As for land management, Copper Mountain is going above and beyond by gathering over 100,000 native seeds from local plants to restore vegetation in resort areas in partnership with the Friends of the Dillon Ranger District.
Wolf Creek Ski Area
Ski happily at the United States’ first ski destination to run entirely on renewable energy. The Environmental Protection Agency has recognized Wolf Creek Ski Area in Pagosa Springs as a 100 Percent Green Power User nearly every year since 2013. Three water-free restrooms are maintained on the mountain and bi-annual water sampling is conducted by a third-party organization of all major streams in the area. The resort uses 100 percent biodegradable hydraulic oils made of grapeseed oil in all heavy equipment and is guaranteed to break down naturally in just four weeks.
Powderhorn Mountain Resort
With a focus on preserving the natural resources of the Grand Valley, Powderhorn Mountain Resort near Grand Junction is taking meaningful steps to reduce its environmental impact. Start the fun early by traveling with friends and narrow down time spent finding parking by heading straight to the resort’s designated carpool parking lot for groups of three or more. In an effort to improve ski terrain and consistency, the resort deployed a gravity-fed snowmaking system in 2020 that is boasted to be one of the most energy-efficient man-made snow operations in North America. So snag a renewable energy powered lift and hit the slopes with ease without worrying about snow quality. Refuel after a day on the slopes at the Sunset Grill, Powderhorn Pub or the Umbrella Bar, where the resort has expanded its use of biodegradable packaging.
Purgatory’s leadership involvement with Colorado Ski Country USA upholds its commitment to help fund the Colorado Water Plan, explore new water storage options, support reduced water consumption incentives and implement the use of efficient snowmaking systems. To achieve the latter, Purgatory Resort near Durango underwent major upgrades for the 2022–23 season by integrating modern, energy-saving equipment to its snowmaking systems. The new additions will make Purgatory’s terrain more reliable and enjoyable for visitors, however it’s not the only consumer-facing perk. Catch a ride with friends and reap the benefits of free parking on weekends and holidays at the Main Village parking lot for carpools of four or more people.

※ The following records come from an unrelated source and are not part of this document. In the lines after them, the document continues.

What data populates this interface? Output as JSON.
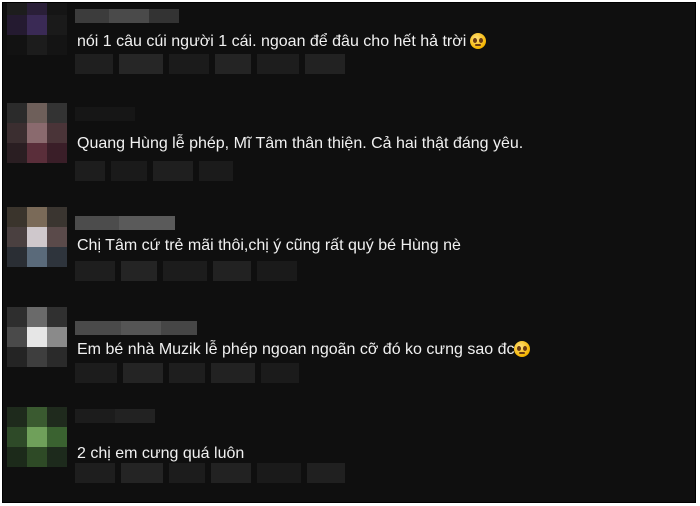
{
  "comments": [
    {
      "text": "nói 1 câu cúi người 1 cái. ngoan để đâu cho hết hả trời",
      "emoji": "pleading-face-icon"
    },
    {
      "text": "Quang Hùng lễ phép, Mĩ Tâm thân thiện. Cả hai thật đáng yêu.",
      "emoji": ""
    },
    {
      "text": "Chị Tâm cứ trẻ mãi thôi,chị ý cũng rất quý bé Hùng nè",
      "emoji": ""
    },
    {
      "text": "Em bé nhà Muzik lễ phép ngoan ngoãn cỡ đó ko cưng sao đc",
      "emoji": "pleading-face-icon"
    },
    {
      "text": "2 chị em cưng quá luôn",
      "emoji": ""
    }
  ],
  "colors": {
    "background": "#0f0f0f",
    "text": "#f1f1f1",
    "emoji": "#f4b400",
    "frame_border": "#000000"
  }
}
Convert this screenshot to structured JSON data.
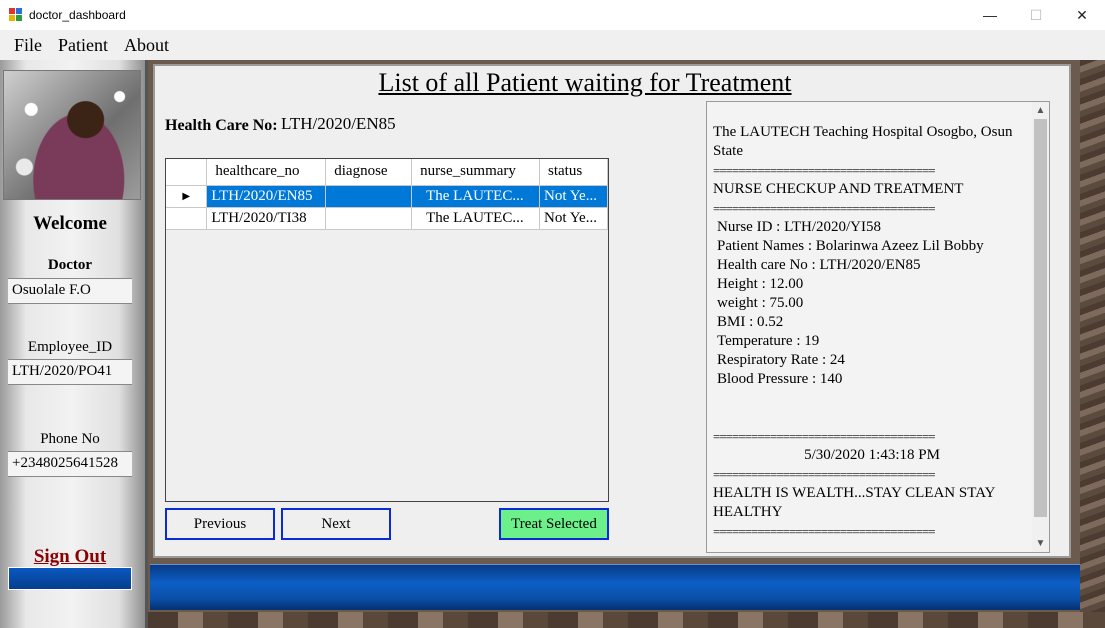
{
  "window": {
    "title": "doctor_dashboard",
    "controls": {
      "minimize": "—",
      "maximize": "☐",
      "close": "✕"
    }
  },
  "menu": [
    "File",
    "Patient",
    "About"
  ],
  "sidebar": {
    "welcome": "Welcome",
    "doctor_label": "Doctor",
    "doctor_name": "Osuolale F.O",
    "employee_label": "Employee_ID",
    "employee_id": "LTH/2020/PO41",
    "phone_label": "Phone No",
    "phone": "+2348025641528",
    "sign_out": "Sign Out"
  },
  "main": {
    "title": "List of all Patient waiting for Treatment",
    "hc_label": "Health Care No:",
    "hc_value": "LTH/2020/EN85"
  },
  "grid": {
    "columns": [
      "healthcare_no",
      "diagnose",
      "nurse_summary",
      "status"
    ],
    "rows": [
      {
        "healthcare_no": "LTH/2020/EN85",
        "diagnose": "",
        "nurse_summary": "The LAUTEC...",
        "status": "Not Ye..."
      },
      {
        "healthcare_no": "LTH/2020/TI38",
        "diagnose": "",
        "nurse_summary": "The LAUTEC...",
        "status": "Not Ye..."
      }
    ],
    "row_indicator": "▶"
  },
  "buttons": {
    "previous": "Previous",
    "next": "Next",
    "treat": "Treat Selected"
  },
  "receipt": {
    "hospital": "The LAUTECH Teaching Hospital Osogbo, Osun State",
    "separator": "===================================",
    "heading": "NURSE CHECKUP AND TREATMENT",
    "nurse_id": "Nurse ID : LTH/2020/YI58",
    "patient": "Patient Names : Bolarinwa Azeez Lil Bobby",
    "hc_no": "Health care No : LTH/2020/EN85",
    "height": "Height : 12.00",
    "weight": "weight : 75.00",
    "bmi": "BMI : 0.52",
    "temperature": "Temperature : 19",
    "respiratory": "Respiratory Rate : 24",
    "blood_pressure": "Blood Pressure : 140",
    "datetime": "5/30/2020  1:43:18 PM",
    "footer": "HEALTH IS WEALTH...STAY CLEAN STAY HEALTHY"
  },
  "colors": {
    "accent_blue": "#0078d7",
    "button_border": "#0a2bd6",
    "treat_button": "#6cf08a",
    "sign_out": "#8b0000"
  }
}
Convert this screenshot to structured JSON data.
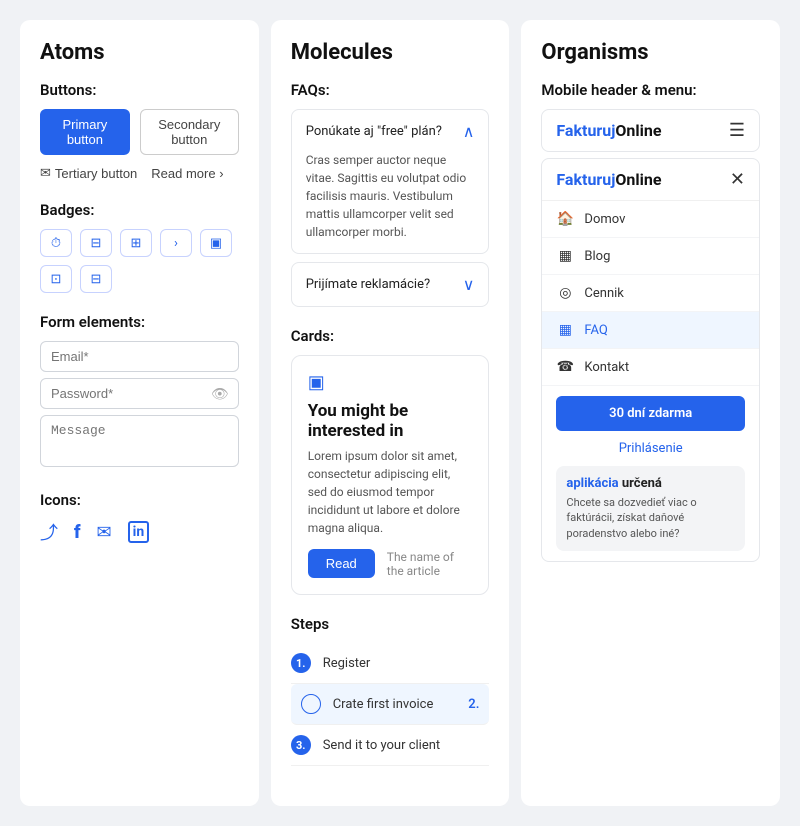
{
  "atoms": {
    "title": "Atoms",
    "buttons": {
      "label": "Buttons:",
      "primary": "Primary button",
      "secondary": "Secondary button",
      "tertiary": "Tertiary button",
      "readmore": "Read more ›"
    },
    "badges": {
      "label": "Badges:",
      "icons": [
        "⏱",
        "⊟",
        "⊞",
        "›",
        "▣",
        "⊡",
        "⊟"
      ]
    },
    "form": {
      "label": "Form elements:",
      "email_placeholder": "Email*",
      "password_placeholder": "Password*",
      "message_placeholder": "Message"
    },
    "icons": {
      "label": "Icons:",
      "items": [
        "⤴",
        "f",
        "✉",
        "in"
      ]
    }
  },
  "molecules": {
    "title": "Molecules",
    "faqs": {
      "label": "FAQs:",
      "items": [
        {
          "question": "Ponúkate aj \"free\" plán?",
          "answer": "Cras semper auctor neque vitae. Sagittis eu volutpat odio facilisis mauris. Vestibulum mattis ullamcorper velit sed ullamcorper morbi.",
          "open": true
        },
        {
          "question": "Prijímate reklamácie?",
          "answer": "",
          "open": false
        }
      ]
    },
    "cards": {
      "label": "Cards:",
      "title": "You might be interested in",
      "body": "Lorem ipsum dolor sit amet, consectetur adipiscing elit, sed do eiusmod tempor incididunt ut labore et dolore magna aliqua.",
      "btn": "Read",
      "link": "The name of the article"
    },
    "steps": {
      "label": "Steps",
      "items": [
        {
          "num": "1.",
          "label": "Register",
          "num_right": ""
        },
        {
          "num": "2.",
          "label": "Crate first invoice",
          "num_right": "2."
        },
        {
          "num": "3.",
          "label": "Send it to your client",
          "num_right": ""
        }
      ]
    }
  },
  "organisms": {
    "title": "Organisms",
    "mobile_header": {
      "label": "Mobile header & menu:",
      "logo1": "FakturujOnline",
      "logo2": "FakturujOnline",
      "logo_blue": "Fakturuj",
      "logo_black": "Online",
      "nav_items": [
        {
          "icon": "🏠",
          "label": "Domov",
          "active": false
        },
        {
          "icon": "▦",
          "label": "Blog",
          "active": false
        },
        {
          "icon": "◎",
          "label": "Cennik",
          "active": false
        },
        {
          "icon": "▦",
          "label": "FAQ",
          "active": true
        },
        {
          "icon": "☎",
          "label": "Kontakt",
          "active": false
        }
      ],
      "cta": "30 dní zdarma",
      "login": "Prihlásenie",
      "promo_title_blue": "aplikácia",
      "promo_title_black": " určená",
      "promo_body": "Chcete sa dozvedieť viac o faktúrácii, získat daňové poradenstvo alebo iné?"
    }
  }
}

Steamboat Resort has recently embarked on its largest logging phase to-date, removing approximately 100 acres of dead lodgepole pine trees lost to mountain-pine-beetle infestation on the lower mountain and participated in ReTree Colorado to reforest the area. The resort is also a member of the Colorado Native Plant Society and regularly maintains re-vegetation practices on the mountain.
Shred the slopes maintained by airless snowmaking technology and eco-friendly GPS and snow-sensored grooming machines or explore mountain trails that have been mostly hand-built to reduce impacts to the land.
Stay hydrated in Colorado’s dry climate without the waste of straws as Steamboat’s Doing Good Program eliminated the annual use of nearly 200,000 drinking straws at its resort. Steamboat also works to offset 3 percent of its total electricity requirements with renewable energy and financially supports environmental nonprofits in the community through the Steamboat Resorts Environmental Fund.
Nearby Howelsen Hill Ski Area is owned/operated by the city, whose sustainability efforts include a plastic-bag ban.
Photo courtesy of Breckenridge Ski Resort/Sarah McLear